> **The data**
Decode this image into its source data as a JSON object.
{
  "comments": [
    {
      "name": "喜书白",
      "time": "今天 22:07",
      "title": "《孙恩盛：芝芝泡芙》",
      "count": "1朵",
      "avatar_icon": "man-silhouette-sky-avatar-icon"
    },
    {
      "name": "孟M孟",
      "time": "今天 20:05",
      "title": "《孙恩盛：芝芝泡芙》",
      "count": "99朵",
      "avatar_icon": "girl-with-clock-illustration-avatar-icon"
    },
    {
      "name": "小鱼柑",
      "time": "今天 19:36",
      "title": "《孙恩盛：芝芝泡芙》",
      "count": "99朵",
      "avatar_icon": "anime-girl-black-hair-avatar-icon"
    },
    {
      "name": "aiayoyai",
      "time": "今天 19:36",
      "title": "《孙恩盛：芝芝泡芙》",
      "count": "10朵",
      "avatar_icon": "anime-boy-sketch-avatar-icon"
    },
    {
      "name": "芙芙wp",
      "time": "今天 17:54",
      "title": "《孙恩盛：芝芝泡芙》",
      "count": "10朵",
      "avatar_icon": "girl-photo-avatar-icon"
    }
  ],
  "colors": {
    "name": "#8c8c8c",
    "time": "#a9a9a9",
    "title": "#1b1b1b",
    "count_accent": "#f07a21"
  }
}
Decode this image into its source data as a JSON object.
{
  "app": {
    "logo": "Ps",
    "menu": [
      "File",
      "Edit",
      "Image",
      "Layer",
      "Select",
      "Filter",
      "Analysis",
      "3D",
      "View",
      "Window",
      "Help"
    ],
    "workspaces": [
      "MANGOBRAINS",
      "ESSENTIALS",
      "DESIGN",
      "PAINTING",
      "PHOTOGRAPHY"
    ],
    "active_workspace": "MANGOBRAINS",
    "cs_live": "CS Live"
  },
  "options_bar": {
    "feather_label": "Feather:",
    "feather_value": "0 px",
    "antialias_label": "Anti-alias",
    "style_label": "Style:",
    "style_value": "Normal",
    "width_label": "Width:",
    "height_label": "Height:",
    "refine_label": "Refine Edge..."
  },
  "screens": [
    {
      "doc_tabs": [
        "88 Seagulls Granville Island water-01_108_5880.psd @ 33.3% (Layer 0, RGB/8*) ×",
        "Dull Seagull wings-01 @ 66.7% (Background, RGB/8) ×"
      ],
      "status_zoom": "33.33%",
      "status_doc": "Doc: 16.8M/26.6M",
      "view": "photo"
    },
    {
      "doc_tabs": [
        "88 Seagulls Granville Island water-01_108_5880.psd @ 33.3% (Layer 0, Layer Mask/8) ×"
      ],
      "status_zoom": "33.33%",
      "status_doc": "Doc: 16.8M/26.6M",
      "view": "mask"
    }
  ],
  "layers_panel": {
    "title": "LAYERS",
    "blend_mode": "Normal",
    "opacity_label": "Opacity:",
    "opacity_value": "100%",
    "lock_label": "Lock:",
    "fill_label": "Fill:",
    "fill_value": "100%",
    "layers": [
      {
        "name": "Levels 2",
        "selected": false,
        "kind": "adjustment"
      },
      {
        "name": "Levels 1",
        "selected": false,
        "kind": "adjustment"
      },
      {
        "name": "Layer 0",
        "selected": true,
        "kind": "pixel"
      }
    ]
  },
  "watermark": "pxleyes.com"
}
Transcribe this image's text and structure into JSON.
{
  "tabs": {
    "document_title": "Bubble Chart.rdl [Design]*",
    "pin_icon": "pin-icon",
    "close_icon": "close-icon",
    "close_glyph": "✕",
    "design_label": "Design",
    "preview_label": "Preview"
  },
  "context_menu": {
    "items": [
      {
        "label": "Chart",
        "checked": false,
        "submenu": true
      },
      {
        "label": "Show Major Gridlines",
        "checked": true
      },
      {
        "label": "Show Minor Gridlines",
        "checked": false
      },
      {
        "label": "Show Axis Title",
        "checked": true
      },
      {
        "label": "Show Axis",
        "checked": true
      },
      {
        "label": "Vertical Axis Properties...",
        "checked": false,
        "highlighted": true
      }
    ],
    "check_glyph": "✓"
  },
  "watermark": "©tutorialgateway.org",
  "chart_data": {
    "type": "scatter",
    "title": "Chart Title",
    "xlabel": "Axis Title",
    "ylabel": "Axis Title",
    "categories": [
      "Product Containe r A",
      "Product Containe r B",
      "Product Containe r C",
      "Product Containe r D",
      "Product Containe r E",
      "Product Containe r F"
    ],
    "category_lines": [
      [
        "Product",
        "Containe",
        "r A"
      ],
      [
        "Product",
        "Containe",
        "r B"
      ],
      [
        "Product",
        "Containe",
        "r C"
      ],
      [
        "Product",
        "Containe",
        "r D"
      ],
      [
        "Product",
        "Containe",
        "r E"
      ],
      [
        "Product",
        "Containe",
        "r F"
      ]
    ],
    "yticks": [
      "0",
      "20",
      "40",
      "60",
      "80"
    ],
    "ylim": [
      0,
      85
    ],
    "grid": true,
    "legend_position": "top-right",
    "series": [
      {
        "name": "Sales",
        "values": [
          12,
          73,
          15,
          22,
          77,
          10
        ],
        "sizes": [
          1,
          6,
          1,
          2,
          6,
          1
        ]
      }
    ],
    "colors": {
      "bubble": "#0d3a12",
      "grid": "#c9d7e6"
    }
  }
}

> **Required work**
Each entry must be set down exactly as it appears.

> **Expected output**
Decode this image into its source data as a JSON object.
{
  "comments": [
    {
      "name": "喜书白",
      "time": "今天 22:07",
      "title": "《孙恩盛：芝芝泡芙》",
      "count": "1朵",
      "avatar_icon": "man-silhouette-sky-avatar-icon"
    },
    {
      "name": "孟M孟",
      "time": "今天 20:05",
      "title": "《孙恩盛：芝芝泡芙》",
      "count": "99朵",
      "avatar_icon": "girl-with-clock-illustration-avatar-icon"
    },
    {
      "name": "小鱼柑",
      "time": "今天 19:36",
      "title": "《孙恩盛：芝芝泡芙》",
      "count": "99朵",
      "avatar_icon": "anime-girl-black-hair-avatar-icon"
    },
    {
      "name": "aiayoyai",
      "time": "今天 19:36",
      "title": "《孙恩盛：芝芝泡芙》",
      "count": "10朵",
      "avatar_icon": "anime-boy-sketch-avatar-icon"
    },
    {
      "name": "芙芙wp",
      "time": "今天 17:54",
      "title": "《孙恩盛：芝芝泡芙》",
      "count": "10朵",
      "avatar_icon": "girl-photo-avatar-icon"
    }
  ],
  "colors": {
    "name": "#8c8c8c",
    "time": "#a9a9a9",
    "title": "#1b1b1b",
    "count_accent": "#f07a21"
  }
}
Decode this image into its source data as a JSON object.
{
  "app": {
    "logo": "Ps",
    "menu": [
      "File",
      "Edit",
      "Image",
      "Layer",
      "Select",
      "Filter",
      "Analysis",
      "3D",
      "View",
      "Window",
      "Help"
    ],
    "workspaces": [
      "MANGOBRAINS",
      "ESSENTIALS",
      "DESIGN",
      "PAINTING",
      "PHOTOGRAPHY"
    ],
    "active_workspace": "MANGOBRAINS",
    "cs_live": "CS Live"
  },
  "options_bar": {
    "feather_label": "Feather:",
    "feather_value": "0 px",
    "antialias_label": "Anti-alias",
    "style_label": "Style:",
    "style_value": "Normal",
    "width_label": "Width:",
    "height_label": "Height:",
    "refine_label": "Refine Edge..."
  },
  "screens": [
    {
      "doc_tabs": [
        "88 Seagulls Granville Island water-01_108_5880.psd @ 33.3% (Layer 0, RGB/8*) ×",
        "Dull Seagull wings-01 @ 66.7% (Background, RGB/8) ×"
      ],
      "status_zoom": "33.33%",
      "status_doc": "Doc: 16.8M/26.6M",
      "view": "photo"
    },
    {
      "doc_tabs": [
        "88 Seagulls Granville Island water-01_108_5880.psd @ 33.3% (Layer 0, Layer Mask/8) ×"
      ],
      "status_zoom": "33.33%",
      "status_doc": "Doc: 16.8M/26.6M",
      "view": "mask"
    }
  ],
  "layers_panel": {
    "title": "LAYERS",
    "blend_mode": "Normal",
    "opacity_label": "Opacity:",
    "opacity_value": "100%",
    "lock_label": "Lock:",
    "fill_label": "Fill:",
    "fill_value": "100%",
    "layers": [
      {
        "name": "Levels 2",
        "selected": false,
        "kind": "adjustment"
      },
      {
        "name": "Levels 1",
        "selected": false,
        "kind": "adjustment"
      },
      {
        "name": "Layer 0",
        "selected": true,
        "kind": "pixel"
      }
    ]
  },
  "watermark": "pxleyes.com"
}
Transcribe this image's text and structure into JSON.
{
  "tabs": {
    "document_title": "Bubble Chart.rdl [Design]*",
    "pin_icon": "pin-icon",
    "close_icon": "close-icon",
    "close_glyph": "✕",
    "design_label": "Design",
    "preview_label": "Preview"
  },
  "context_menu": {
    "items": [
      {
        "label": "Chart",
        "checked": false,
        "submenu": true
      },
      {
        "label": "Show Major Gridlines",
        "checked": true
      },
      {
        "label": "Show Minor Gridlines",
        "checked": false
      },
      {
        "label": "Show Axis Title",
        "checked": true
      },
      {
        "label": "Show Axis",
        "checked": true
      },
      {
        "label": "Vertical Axis Properties...",
        "checked": false,
        "highlighted": true
      }
    ],
    "check_glyph": "✓"
  },
  "watermark": "©tutorialgateway.org",
  "chart_data": {
    "type": "scatter",
    "title": "Chart Title",
    "xlabel": "Axis Title",
    "ylabel": "Axis Title",
    "categories": [
      "Product Containe r A",
      "Product Containe r B",
      "Product Containe r C",
      "Product Containe r D",
      "Product Containe r E",
      "Product Containe r F"
    ],
    "category_lines": [
      [
        "Product",
        "Containe",
        "r A"
      ],
      [
        "Product",
        "Containe",
        "r B"
      ],
      [
        "Product",
        "Containe",
        "r C"
      ],
      [
        "Product",
        "Containe",
        "r D"
      ],
      [
        "Product",
        "Containe",
        "r E"
      ],
      [
        "Product",
        "Containe",
        "r F"
      ]
    ],
    "yticks": [
      "0",
      "20",
      "40",
      "60",
      "80"
    ],
    "ylim": [
      0,
      85
    ],
    "grid": true,
    "legend_position": "top-right",
    "series": [
      {
        "name": "Sales",
        "values": [
          12,
          73,
          15,
          22,
          77,
          10
        ],
        "sizes": [
          1,
          6,
          1,
          2,
          6,
          1
        ]
      }
    ],
    "colors": {
      "bubble": "#0d3a12",
      "grid": "#c9d7e6"
    }
  }
}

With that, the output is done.